You know, as Paul suffered in life, he had this ability to look to future things and be encouraged even more. In verse 18 Paul tells of his desire for this one who encouraged him while suffering. He asks that the Lord would bless him. Not right then and not even in this life, but in the life to come. He says: “may the Lord grant him to find mercy from the Lord on that day!” What day? On the day when we meet our Lord face to face.

It is the same day that Paul mentioned back in verse 12:

2 Timothy 1
12 which is why I suffer as I do. But I am not ashamed, for I know whom I have believed, and I am convinced that he is able to guard until that day what has been entrusted to me.

And the same day he mentions in chapter 4, verse 8:

2 Timothy 4
8 Henceforth there is laid up for me the crown of righteousness, which the Lord, the righteous judge, will award to me on that day, and not only to me but also to all who have loved his appearing.

We can get so caught up in the here and now that we fail to look ahead to our meeting face to face with our Lord. It is there where mercy will be given to all who believe. And every man will be dependent on the mercy of our Lord.

Paul could not repay Onesiphorus for his kindness. But he knew that God could reward him for his kindness to him. In Luke 6 we are reminded of this.

Luke 6
35 But love your enemies, and do good, and lend, expecting nothing in return, and your reward will be great, and you will be sons of the Most High, for he is kind to the ungrateful and the evil. 36 Be merciful, even as your Father is merciful.
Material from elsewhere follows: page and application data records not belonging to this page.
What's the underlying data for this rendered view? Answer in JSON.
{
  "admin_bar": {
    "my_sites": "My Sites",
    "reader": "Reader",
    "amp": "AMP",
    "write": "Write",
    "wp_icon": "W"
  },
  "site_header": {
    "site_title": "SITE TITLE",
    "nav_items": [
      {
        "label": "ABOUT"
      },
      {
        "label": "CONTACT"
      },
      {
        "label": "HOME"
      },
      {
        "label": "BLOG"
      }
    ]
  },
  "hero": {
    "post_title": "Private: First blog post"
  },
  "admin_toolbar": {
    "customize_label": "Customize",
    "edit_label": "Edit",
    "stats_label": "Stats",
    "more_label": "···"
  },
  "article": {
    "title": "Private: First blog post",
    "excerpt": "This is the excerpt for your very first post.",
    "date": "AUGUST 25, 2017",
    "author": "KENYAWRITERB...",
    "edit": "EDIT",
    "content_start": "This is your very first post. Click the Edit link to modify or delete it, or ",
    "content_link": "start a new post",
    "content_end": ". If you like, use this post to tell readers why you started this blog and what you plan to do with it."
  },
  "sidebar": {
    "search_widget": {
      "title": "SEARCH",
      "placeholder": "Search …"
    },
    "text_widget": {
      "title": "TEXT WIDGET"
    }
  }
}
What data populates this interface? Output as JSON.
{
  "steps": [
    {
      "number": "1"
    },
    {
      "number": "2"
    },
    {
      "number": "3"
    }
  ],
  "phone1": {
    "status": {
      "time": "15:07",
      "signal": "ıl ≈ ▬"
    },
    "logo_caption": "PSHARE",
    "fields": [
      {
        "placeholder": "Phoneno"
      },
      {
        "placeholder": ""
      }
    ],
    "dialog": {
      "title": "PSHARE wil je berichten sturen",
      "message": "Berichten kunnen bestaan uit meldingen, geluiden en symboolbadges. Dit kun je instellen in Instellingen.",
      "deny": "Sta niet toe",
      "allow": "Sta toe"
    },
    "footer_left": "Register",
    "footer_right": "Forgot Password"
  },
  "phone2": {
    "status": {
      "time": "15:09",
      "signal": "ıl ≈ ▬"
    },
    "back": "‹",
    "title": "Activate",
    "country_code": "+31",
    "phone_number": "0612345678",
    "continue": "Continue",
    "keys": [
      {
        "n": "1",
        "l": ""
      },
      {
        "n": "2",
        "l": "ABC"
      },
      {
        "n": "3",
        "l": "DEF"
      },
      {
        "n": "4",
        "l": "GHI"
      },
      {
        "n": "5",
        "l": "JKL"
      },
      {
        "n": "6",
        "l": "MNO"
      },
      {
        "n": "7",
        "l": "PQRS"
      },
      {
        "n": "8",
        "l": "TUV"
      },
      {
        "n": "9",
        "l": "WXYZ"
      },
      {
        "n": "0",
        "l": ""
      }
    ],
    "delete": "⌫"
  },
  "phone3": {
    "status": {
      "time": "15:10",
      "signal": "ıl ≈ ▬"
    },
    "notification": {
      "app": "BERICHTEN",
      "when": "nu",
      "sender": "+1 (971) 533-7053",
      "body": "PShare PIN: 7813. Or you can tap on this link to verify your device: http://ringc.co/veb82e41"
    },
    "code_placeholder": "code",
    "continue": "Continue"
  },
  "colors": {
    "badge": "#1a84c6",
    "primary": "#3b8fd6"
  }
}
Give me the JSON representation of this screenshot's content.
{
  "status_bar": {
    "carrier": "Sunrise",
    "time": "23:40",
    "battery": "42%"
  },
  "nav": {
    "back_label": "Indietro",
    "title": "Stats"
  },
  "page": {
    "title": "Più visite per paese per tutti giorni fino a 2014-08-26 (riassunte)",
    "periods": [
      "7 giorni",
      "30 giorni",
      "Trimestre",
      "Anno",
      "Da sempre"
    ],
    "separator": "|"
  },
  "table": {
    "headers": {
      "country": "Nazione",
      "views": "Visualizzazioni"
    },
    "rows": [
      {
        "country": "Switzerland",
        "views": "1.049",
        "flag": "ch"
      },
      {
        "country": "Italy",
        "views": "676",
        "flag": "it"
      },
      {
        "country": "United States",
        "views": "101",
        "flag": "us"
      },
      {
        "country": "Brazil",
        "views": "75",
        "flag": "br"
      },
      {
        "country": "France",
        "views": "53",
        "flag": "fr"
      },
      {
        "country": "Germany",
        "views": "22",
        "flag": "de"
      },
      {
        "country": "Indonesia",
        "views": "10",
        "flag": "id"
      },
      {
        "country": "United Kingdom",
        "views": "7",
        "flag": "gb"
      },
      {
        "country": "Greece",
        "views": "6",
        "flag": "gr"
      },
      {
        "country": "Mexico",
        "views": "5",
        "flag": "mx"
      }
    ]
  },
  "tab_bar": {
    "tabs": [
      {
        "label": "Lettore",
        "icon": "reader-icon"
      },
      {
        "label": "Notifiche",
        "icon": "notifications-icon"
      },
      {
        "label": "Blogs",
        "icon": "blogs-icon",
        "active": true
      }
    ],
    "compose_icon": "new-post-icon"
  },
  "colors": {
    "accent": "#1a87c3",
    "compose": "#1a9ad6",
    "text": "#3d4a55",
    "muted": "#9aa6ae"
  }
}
Whether we are loving our friends or enemies, being kind to our friends or enemies, it is God who looks upon us and sees all and will reward according to our works.

We have seen two kinds of people. Those who turned from Paul and truth and one who was faithful to Christ, the gospel, and his friend. There are two things I want to end with.

First, which of the two groups will mark our lives? Is it our aim to really walk with and please Christ, or are we simply going through the motions in order to please someone else? Is your faith genuine? Is your love for Christ real? Parents, are you going through the motions until your kids are raised and then you will do something else? Young people, are you going through the motions until you leave home and then you’ll choose something else? This happens all the time unfortunately. In time we see what is real, what we really believe. May God keep us close to Him and increase our desire for Him.

Secondly, Jesus is our perfect example of faithfulness. He is not ashamed to call us His people. He does not leave us when we mess up or fail. He is our faithful husband, our protector and provider, and will lead us safely home. He cares for us, has searched us out, and has given us comfort.

Onesiphorus is a type of Christ, a picture of Christ. We are so blessed to have Jesus with us and to know we can always rely on Him. He is a good Savior, a faithful master, a caring friend.

2 Timothy 1
15 You are aware that all who are in Asia turned away from me, among whom are Phygelus and Hermogenes. 16 May the Lord grant mercy to the household of Onesiphorus, for he often refreshed me and was not ashamed of my chains, 17 but when he arrived in Rome he searched for me earnestly and found me— 18 may the Lord grant him to find mercy from the Lord on that day!—and you well know all the service he rendered at Ephesus.